(DATASET EXTRACT Opens)

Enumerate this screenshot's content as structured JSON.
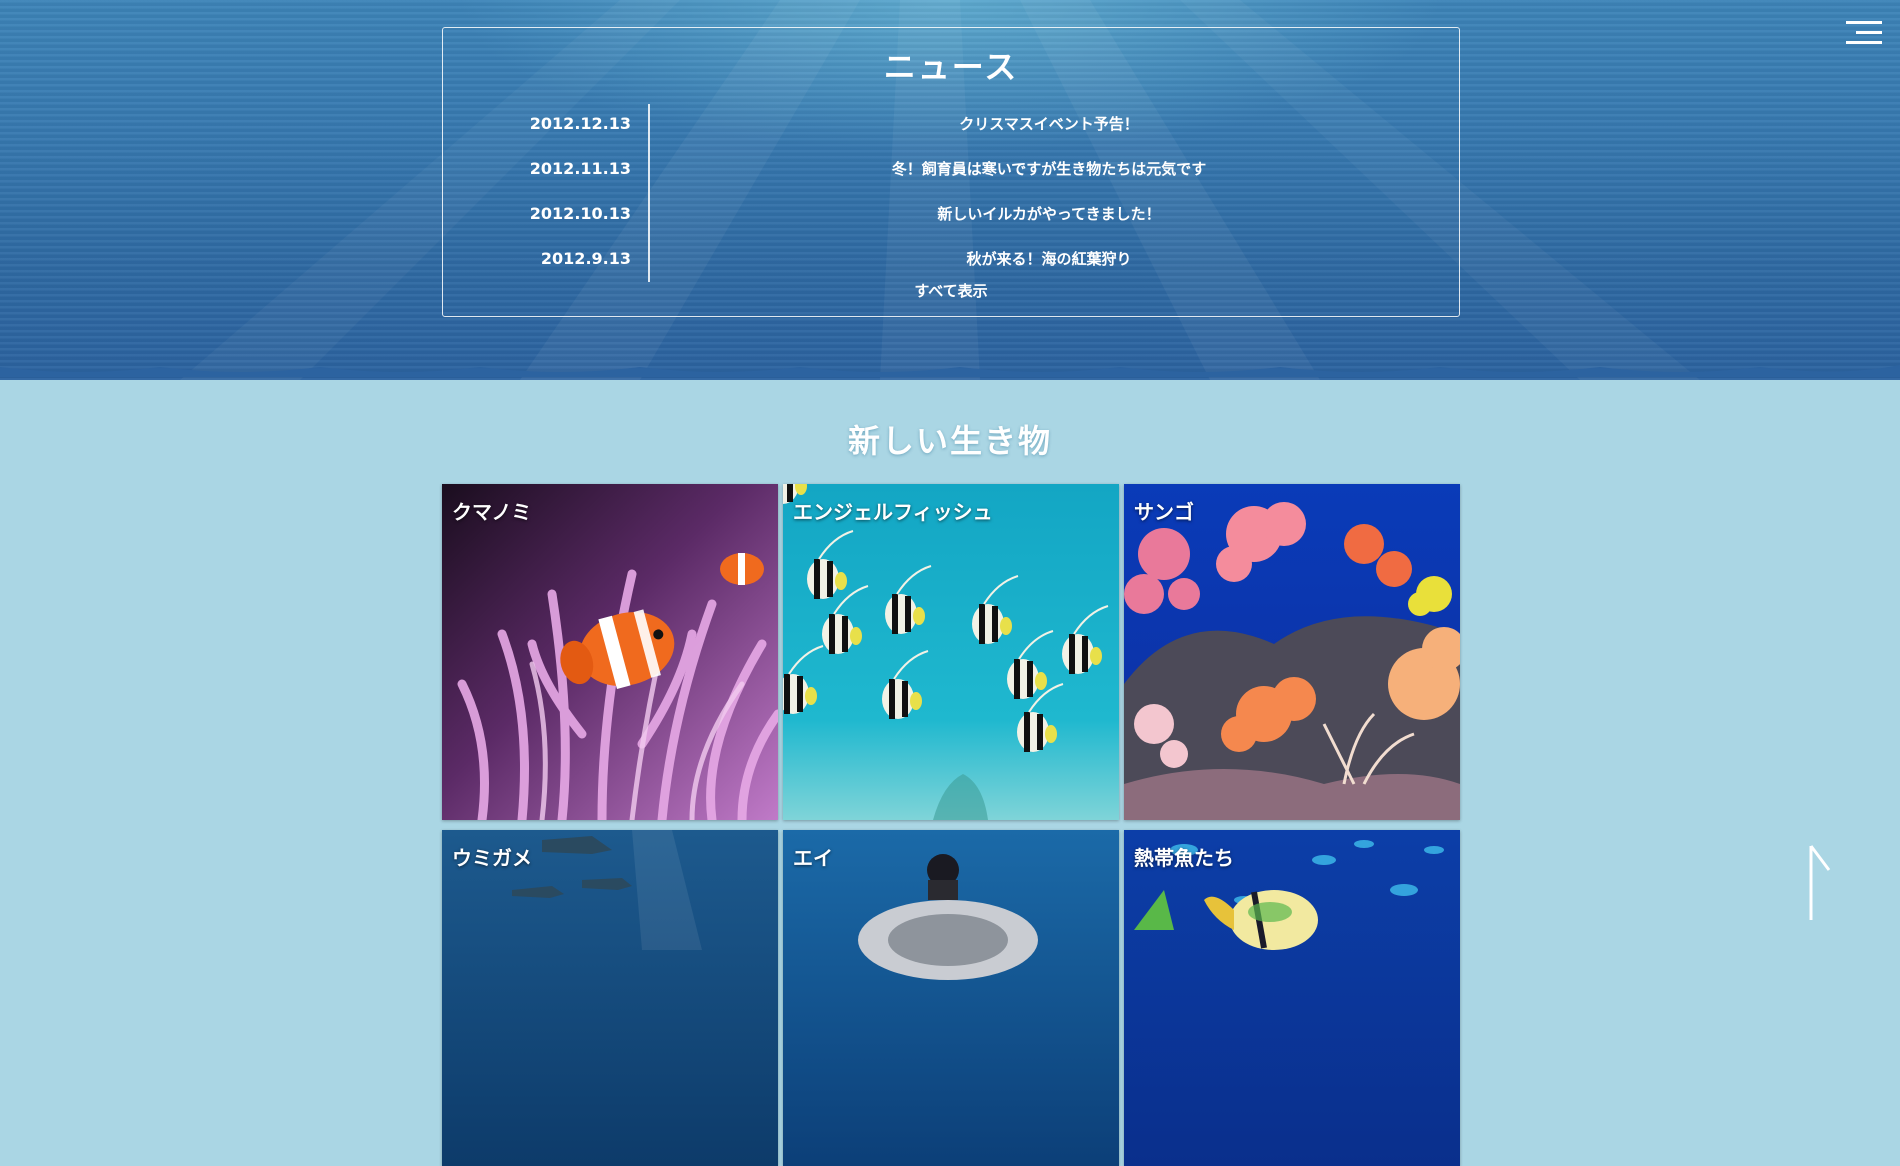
{
  "news": {
    "title": "ニュース",
    "items": [
      {
        "date": "2012.12.13",
        "text": "クリスマスイベント予告！"
      },
      {
        "date": "2012.11.13",
        "text": "冬！飼育員は寒いですが生き物たちは元気です"
      },
      {
        "date": "2012.10.13",
        "text": "新しいイルカがやってきました！"
      },
      {
        "date": "2012.9.13",
        "text": "秋が来る！海の紅葉狩り"
      }
    ],
    "view_all": "すべて表示"
  },
  "creatures": {
    "title": "新しい生き物",
    "cards": [
      {
        "label": "クマノミ"
      },
      {
        "label": "エンジェルフィッシュ"
      },
      {
        "label": "サンゴ"
      },
      {
        "label": "ウミガメ"
      },
      {
        "label": "エイ"
      },
      {
        "label": "熱帯魚たち"
      }
    ]
  },
  "icons": {
    "menu": "hamburger-menu-icon",
    "back_to_top": "up-arrow-icon"
  },
  "colors": {
    "page_background": "#aad6e4",
    "hero_blue": "#3779b0",
    "text": "#ffffff"
  }
}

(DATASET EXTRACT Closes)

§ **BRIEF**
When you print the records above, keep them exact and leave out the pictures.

§ **TASK RESULT**
Enumerate this screenshot's content as structured JSON.
{
  "news": {
    "title": "ニュース",
    "items": [
      {
        "date": "2012.12.13",
        "text": "クリスマスイベント予告！"
      },
      {
        "date": "2012.11.13",
        "text": "冬！飼育員は寒いですが生き物たちは元気です"
      },
      {
        "date": "2012.10.13",
        "text": "新しいイルカがやってきました！"
      },
      {
        "date": "2012.9.13",
        "text": "秋が来る！海の紅葉狩り"
      }
    ],
    "view_all": "すべて表示"
  },
  "creatures": {
    "title": "新しい生き物",
    "cards": [
      {
        "label": "クマノミ"
      },
      {
        "label": "エンジェルフィッシュ"
      },
      {
        "label": "サンゴ"
      },
      {
        "label": "ウミガメ"
      },
      {
        "label": "エイ"
      },
      {
        "label": "熱帯魚たち"
      }
    ]
  },
  "icons": {
    "menu": "hamburger-menu-icon",
    "back_to_top": "up-arrow-icon"
  },
  "colors": {
    "page_background": "#aad6e4",
    "hero_blue": "#3779b0",
    "text": "#ffffff"
  }
}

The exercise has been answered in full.